Irene Lanzinger, President of the B.C. Federation of Labour, delivered a passionate speech about the future of the province at the opening of the 57th Convention of the BC Federation of Labour.
Her address, which drew a standing ovation, kicked off a week of forums, workshops and speeches about labour in the province. Founded in 1910, the BCFED is responsible for organized labour, with over 500,000 members and 1,200 local unions. The conference takes place at the Vancouver Convention Centre West from Nov. 28 to Dec. 2.
Unhappy with the current government in B.C., Lazinger hopes for new leadership in the upcoming election on May 9, 2017.
Vancouver locals think that raising the B.C. minimum should be prioritized
Lanzinger is concerned that B.C. is steadily becoming a province where only rich people will be able to live. She is also adamant the government needs to make families a priority and raise the minimum wage.
“We have a government in B.C. that’s not on our side, a government that doesn’t care about working people. We have a premier who puts the interests of the rich and powerful first and the needs of ordinary people last.”
Community members thankful that Lanzinger is pushing for change
Sherry Parkin, who works in occupational health and safety, attended her first convention in the early 70s. Recently “dumped” by her union, Unifor, Parkin has felt huge support from Lanzinger and others on the picket line.
“I actually came here to offer up solidarity and thank you to the various places that have supported us and to hear Irene,” Parkin said.
There was an overall sense of unity amongst the union members in attendance, who were all loud and supportive throughout Lanzinger’s speech.

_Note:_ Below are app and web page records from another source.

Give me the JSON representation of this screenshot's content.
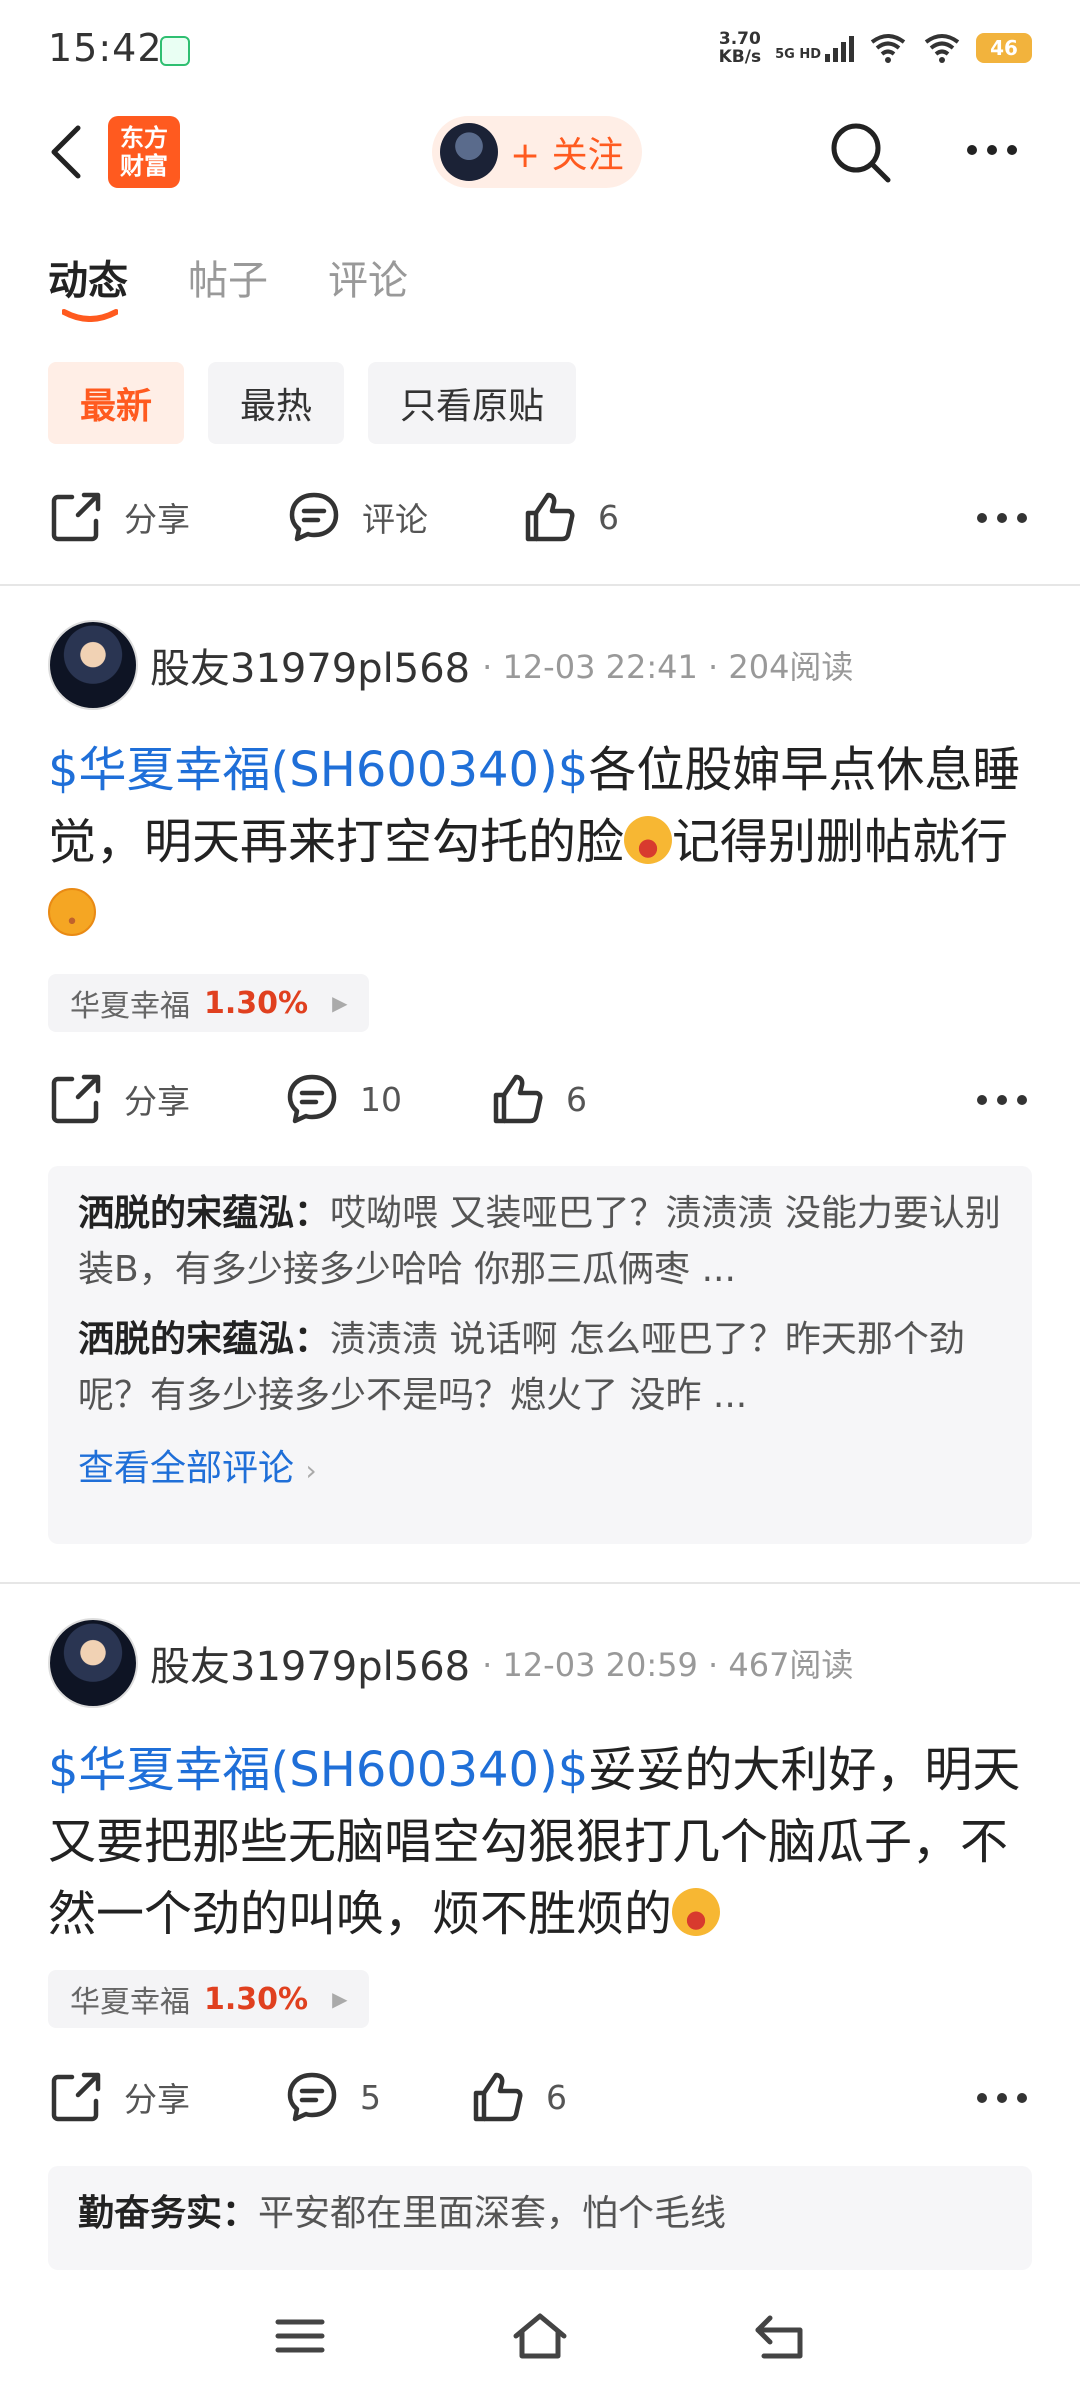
{
  "status": {
    "time": "15:42",
    "speed_value": "3.70",
    "speed_unit": "KB/s",
    "network": "5G HD",
    "battery": "46"
  },
  "header": {
    "logo_line1": "东方",
    "logo_line2": "财富",
    "follow_label": "+ 关注"
  },
  "tabs": [
    {
      "label": "动态",
      "active": true
    },
    {
      "label": "帖子",
      "active": false
    },
    {
      "label": "评论",
      "active": false
    }
  ],
  "filters": [
    {
      "label": "最新",
      "active": true
    },
    {
      "label": "最热",
      "active": false
    },
    {
      "label": "只看原贴",
      "active": false
    }
  ],
  "top_actions": {
    "share": "分享",
    "comment": "评论",
    "likes": "6"
  },
  "posts": [
    {
      "author": "股友31979pl568",
      "meta": "· 12-03 22:41 · 204阅读",
      "stock_link": "$华夏幸福(SH600340)$",
      "text_a": "各位股婶早点休息睡觉，明天再来打空勾托的脸",
      "text_b": "记得别删帖就行",
      "stock_name": "华夏幸福",
      "stock_pct": "1.30%",
      "share": "分享",
      "comments_count": "10",
      "likes": "6",
      "comments": [
        {
          "name": "洒脱的宋蕴泓：",
          "text": "哎呦喂 又装哑巴了？渍渍渍 没能力要认别装B，有多少接多少哈哈 你那三瓜俩枣 ..."
        },
        {
          "name": "洒脱的宋蕴泓：",
          "text": "渍渍渍 说话啊 怎么哑巴了？昨天那个劲呢？有多少接多少不是吗？熄火了 没昨 ..."
        }
      ],
      "view_all": "查看全部评论"
    },
    {
      "author": "股友31979pl568",
      "meta": "· 12-03 20:59 · 467阅读",
      "stock_link": "$华夏幸福(SH600340)$",
      "text_a": "妥妥的大利好，明天又要把那些无脑唱空勾狠狠打几个脑瓜子，不然一个劲的叫唤，烦不胜烦的",
      "stock_name": "华夏幸福",
      "stock_pct": "1.30%",
      "share": "分享",
      "comments_count": "5",
      "likes": "6",
      "comments": [
        {
          "name": "勤奋务实：",
          "text": "平安都在里面深套，怕个毛线"
        }
      ]
    }
  ],
  "colors": {
    "accent": "#ff5a1f",
    "link": "#1f6fd8",
    "gain": "#e0401f"
  }
}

“We must respond to this kind of politics and our response has to be to build a movement that fights for every single member of the working class and the poor,” Lanzinger said. “A movement that vigorously engages in the battle against racism, sexism, ableism, homophobia, transphobia and xenophobia.”